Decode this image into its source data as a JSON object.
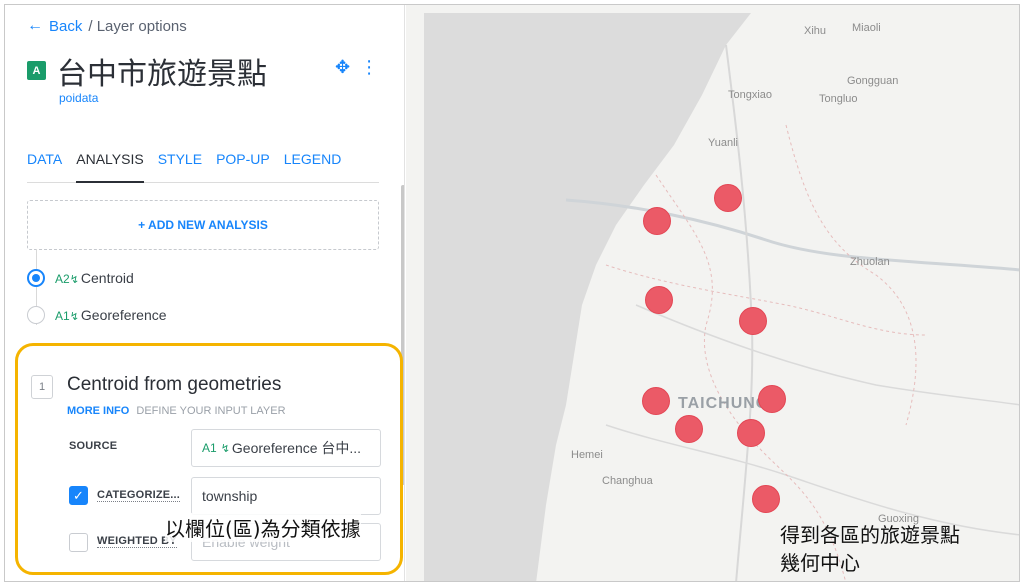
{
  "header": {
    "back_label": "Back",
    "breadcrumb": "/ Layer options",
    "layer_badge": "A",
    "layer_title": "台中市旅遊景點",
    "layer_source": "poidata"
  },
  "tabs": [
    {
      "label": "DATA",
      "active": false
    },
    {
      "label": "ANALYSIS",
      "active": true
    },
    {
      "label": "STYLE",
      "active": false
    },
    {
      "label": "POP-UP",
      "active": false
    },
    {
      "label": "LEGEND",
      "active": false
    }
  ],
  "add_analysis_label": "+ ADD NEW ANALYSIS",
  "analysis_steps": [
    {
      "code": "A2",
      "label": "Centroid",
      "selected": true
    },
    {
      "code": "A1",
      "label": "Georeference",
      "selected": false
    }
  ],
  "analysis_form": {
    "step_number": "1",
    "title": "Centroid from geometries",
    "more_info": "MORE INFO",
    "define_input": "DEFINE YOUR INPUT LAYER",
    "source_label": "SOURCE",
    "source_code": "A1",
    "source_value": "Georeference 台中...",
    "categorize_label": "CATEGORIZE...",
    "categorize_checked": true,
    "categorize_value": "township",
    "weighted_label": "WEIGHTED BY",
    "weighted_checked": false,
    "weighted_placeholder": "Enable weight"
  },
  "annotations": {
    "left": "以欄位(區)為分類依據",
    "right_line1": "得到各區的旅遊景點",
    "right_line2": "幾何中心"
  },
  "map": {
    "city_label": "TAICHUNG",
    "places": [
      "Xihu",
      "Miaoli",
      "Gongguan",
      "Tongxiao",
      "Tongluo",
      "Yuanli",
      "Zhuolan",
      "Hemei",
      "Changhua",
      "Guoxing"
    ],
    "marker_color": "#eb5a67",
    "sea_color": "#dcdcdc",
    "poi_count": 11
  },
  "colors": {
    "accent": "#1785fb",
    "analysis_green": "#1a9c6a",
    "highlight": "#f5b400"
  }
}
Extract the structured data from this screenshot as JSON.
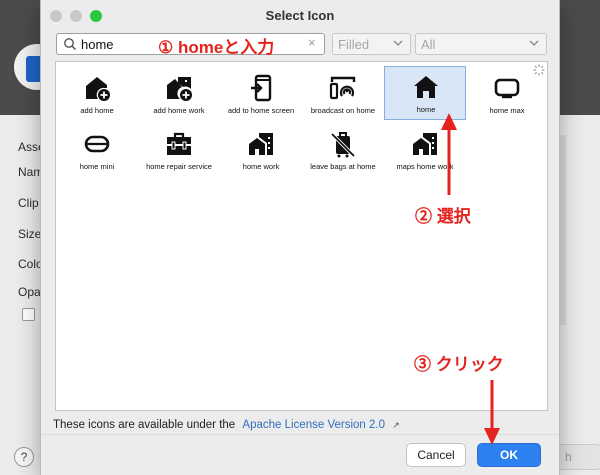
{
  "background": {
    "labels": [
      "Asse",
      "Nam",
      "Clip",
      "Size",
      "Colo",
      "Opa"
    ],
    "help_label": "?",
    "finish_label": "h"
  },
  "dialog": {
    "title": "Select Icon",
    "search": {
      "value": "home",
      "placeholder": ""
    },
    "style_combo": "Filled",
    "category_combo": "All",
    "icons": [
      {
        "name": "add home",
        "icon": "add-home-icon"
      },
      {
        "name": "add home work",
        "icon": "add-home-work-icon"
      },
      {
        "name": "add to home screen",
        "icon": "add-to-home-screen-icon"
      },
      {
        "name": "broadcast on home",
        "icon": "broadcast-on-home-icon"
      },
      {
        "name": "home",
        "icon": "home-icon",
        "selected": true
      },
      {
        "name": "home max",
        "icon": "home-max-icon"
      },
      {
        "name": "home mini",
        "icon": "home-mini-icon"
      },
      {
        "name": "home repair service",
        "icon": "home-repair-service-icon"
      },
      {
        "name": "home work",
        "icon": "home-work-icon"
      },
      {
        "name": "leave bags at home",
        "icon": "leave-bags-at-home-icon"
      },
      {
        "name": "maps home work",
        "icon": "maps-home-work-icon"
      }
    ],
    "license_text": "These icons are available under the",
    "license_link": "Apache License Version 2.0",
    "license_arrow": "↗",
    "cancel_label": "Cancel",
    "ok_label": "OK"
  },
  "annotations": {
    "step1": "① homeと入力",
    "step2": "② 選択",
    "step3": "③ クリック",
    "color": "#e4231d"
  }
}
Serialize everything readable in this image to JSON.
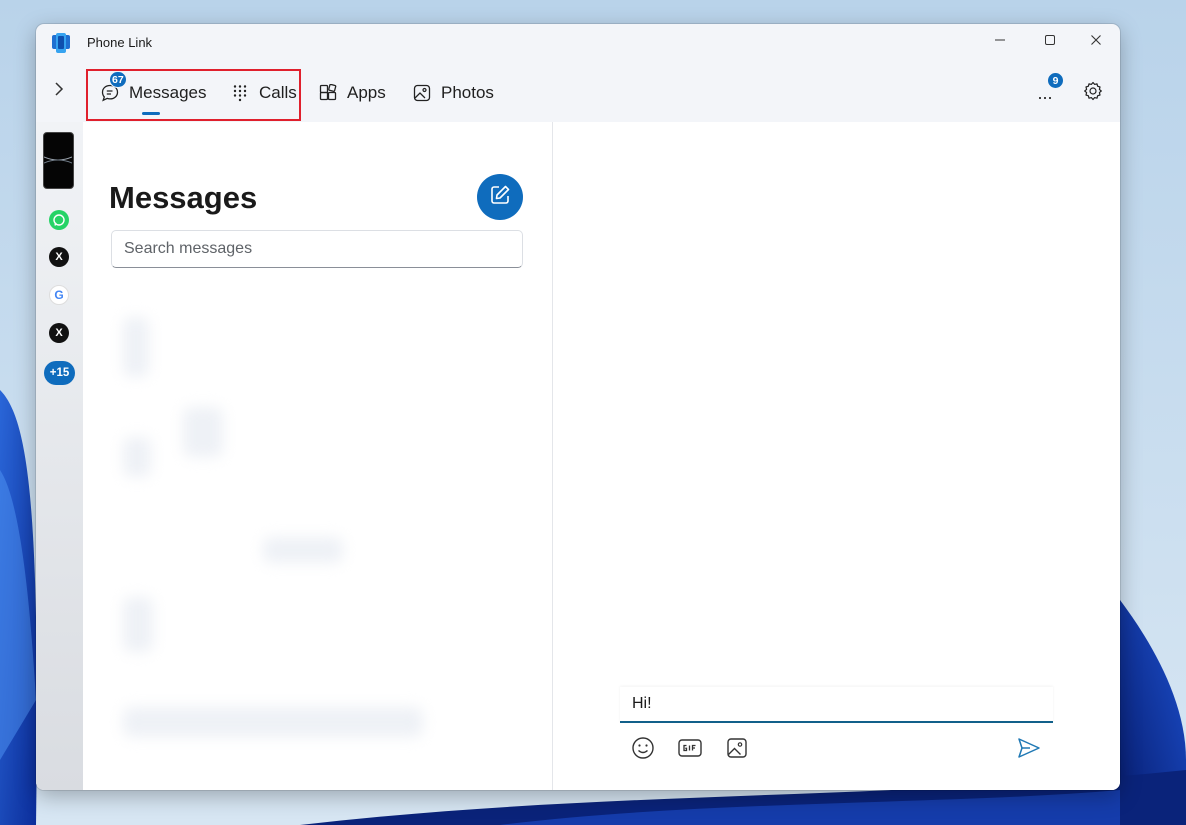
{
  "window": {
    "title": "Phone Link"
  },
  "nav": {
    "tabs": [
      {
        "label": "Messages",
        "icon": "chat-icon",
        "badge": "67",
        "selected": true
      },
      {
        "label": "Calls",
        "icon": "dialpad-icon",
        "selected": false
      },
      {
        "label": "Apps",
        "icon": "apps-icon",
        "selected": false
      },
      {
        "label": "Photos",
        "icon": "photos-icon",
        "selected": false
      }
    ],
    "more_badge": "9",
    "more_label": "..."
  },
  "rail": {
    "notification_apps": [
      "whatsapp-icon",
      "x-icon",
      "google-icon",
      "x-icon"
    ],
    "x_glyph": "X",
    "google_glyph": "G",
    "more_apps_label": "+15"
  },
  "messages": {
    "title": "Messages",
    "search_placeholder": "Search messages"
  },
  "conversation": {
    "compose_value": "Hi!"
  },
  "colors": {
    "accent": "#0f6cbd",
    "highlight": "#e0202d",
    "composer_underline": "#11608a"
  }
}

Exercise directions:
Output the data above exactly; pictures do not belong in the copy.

Response to this exercise:
Decode this image into its source data as a JSON object.
{
  "header": {
    "back_label": "Back",
    "breadcrumb": "/ Layer options",
    "layer_badge": "A",
    "layer_title": "台中市旅遊景點",
    "layer_source": "poidata"
  },
  "tabs": [
    {
      "label": "DATA",
      "active": false
    },
    {
      "label": "ANALYSIS",
      "active": true
    },
    {
      "label": "STYLE",
      "active": false
    },
    {
      "label": "POP-UP",
      "active": false
    },
    {
      "label": "LEGEND",
      "active": false
    }
  ],
  "add_analysis_label": "+ ADD NEW ANALYSIS",
  "analysis_steps": [
    {
      "code": "A2",
      "label": "Centroid",
      "selected": true
    },
    {
      "code": "A1",
      "label": "Georeference",
      "selected": false
    }
  ],
  "analysis_form": {
    "step_number": "1",
    "title": "Centroid from geometries",
    "more_info": "MORE INFO",
    "define_input": "DEFINE YOUR INPUT LAYER",
    "source_label": "SOURCE",
    "source_code": "A1",
    "source_value": "Georeference 台中...",
    "categorize_label": "CATEGORIZE...",
    "categorize_checked": true,
    "categorize_value": "township",
    "weighted_label": "WEIGHTED BY",
    "weighted_checked": false,
    "weighted_placeholder": "Enable weight"
  },
  "annotations": {
    "left": "以欄位(區)為分類依據",
    "right_line1": "得到各區的旅遊景點",
    "right_line2": "幾何中心"
  },
  "map": {
    "city_label": "TAICHUNG",
    "places": [
      "Xihu",
      "Miaoli",
      "Gongguan",
      "Tongxiao",
      "Tongluo",
      "Yuanli",
      "Zhuolan",
      "Hemei",
      "Changhua",
      "Guoxing"
    ],
    "marker_color": "#eb5a67",
    "sea_color": "#dcdcdc",
    "poi_count": 11
  },
  "colors": {
    "accent": "#1785fb",
    "analysis_green": "#1a9c6a",
    "highlight": "#f5b400"
  }
}
Extract the structured data from this screenshot as JSON.
{
  "background": {
    "labels": [
      "Asse",
      "Nam",
      "Clip",
      "Size",
      "Colo",
      "Opa"
    ],
    "help_label": "?",
    "finish_label": "h"
  },
  "dialog": {
    "title": "Select Icon",
    "search": {
      "value": "home",
      "placeholder": ""
    },
    "style_combo": "Filled",
    "category_combo": "All",
    "icons": [
      {
        "name": "add home",
        "icon": "add-home-icon"
      },
      {
        "name": "add home work",
        "icon": "add-home-work-icon"
      },
      {
        "name": "add to home screen",
        "icon": "add-to-home-screen-icon"
      },
      {
        "name": "broadcast on home",
        "icon": "broadcast-on-home-icon"
      },
      {
        "name": "home",
        "icon": "home-icon",
        "selected": true
      },
      {
        "name": "home max",
        "icon": "home-max-icon"
      },
      {
        "name": "home mini",
        "icon": "home-mini-icon"
      },
      {
        "name": "home repair service",
        "icon": "home-repair-service-icon"
      },
      {
        "name": "home work",
        "icon": "home-work-icon"
      },
      {
        "name": "leave bags at home",
        "icon": "leave-bags-at-home-icon"
      },
      {
        "name": "maps home work",
        "icon": "maps-home-work-icon"
      }
    ],
    "license_text": "These icons are available under the",
    "license_link": "Apache License Version 2.0",
    "license_arrow": "↗",
    "cancel_label": "Cancel",
    "ok_label": "OK"
  },
  "annotations": {
    "step1": "① homeと入力",
    "step2": "② 選択",
    "step3": "③ クリック",
    "color": "#e4231d"
  }
}
Serialize everything readable in this image to JSON.
{
  "window": {
    "title": "Phone Link"
  },
  "nav": {
    "tabs": [
      {
        "label": "Messages",
        "icon": "chat-icon",
        "badge": "67",
        "selected": true
      },
      {
        "label": "Calls",
        "icon": "dialpad-icon",
        "selected": false
      },
      {
        "label": "Apps",
        "icon": "apps-icon",
        "selected": false
      },
      {
        "label": "Photos",
        "icon": "photos-icon",
        "selected": false
      }
    ],
    "more_badge": "9",
    "more_label": "..."
  },
  "rail": {
    "notification_apps": [
      "whatsapp-icon",
      "x-icon",
      "google-icon",
      "x-icon"
    ],
    "x_glyph": "X",
    "google_glyph": "G",
    "more_apps_label": "+15"
  },
  "messages": {
    "title": "Messages",
    "search_placeholder": "Search messages"
  },
  "conversation": {
    "compose_value": "Hi!"
  },
  "colors": {
    "accent": "#0f6cbd",
    "highlight": "#e0202d",
    "composer_underline": "#11608a"
  }
}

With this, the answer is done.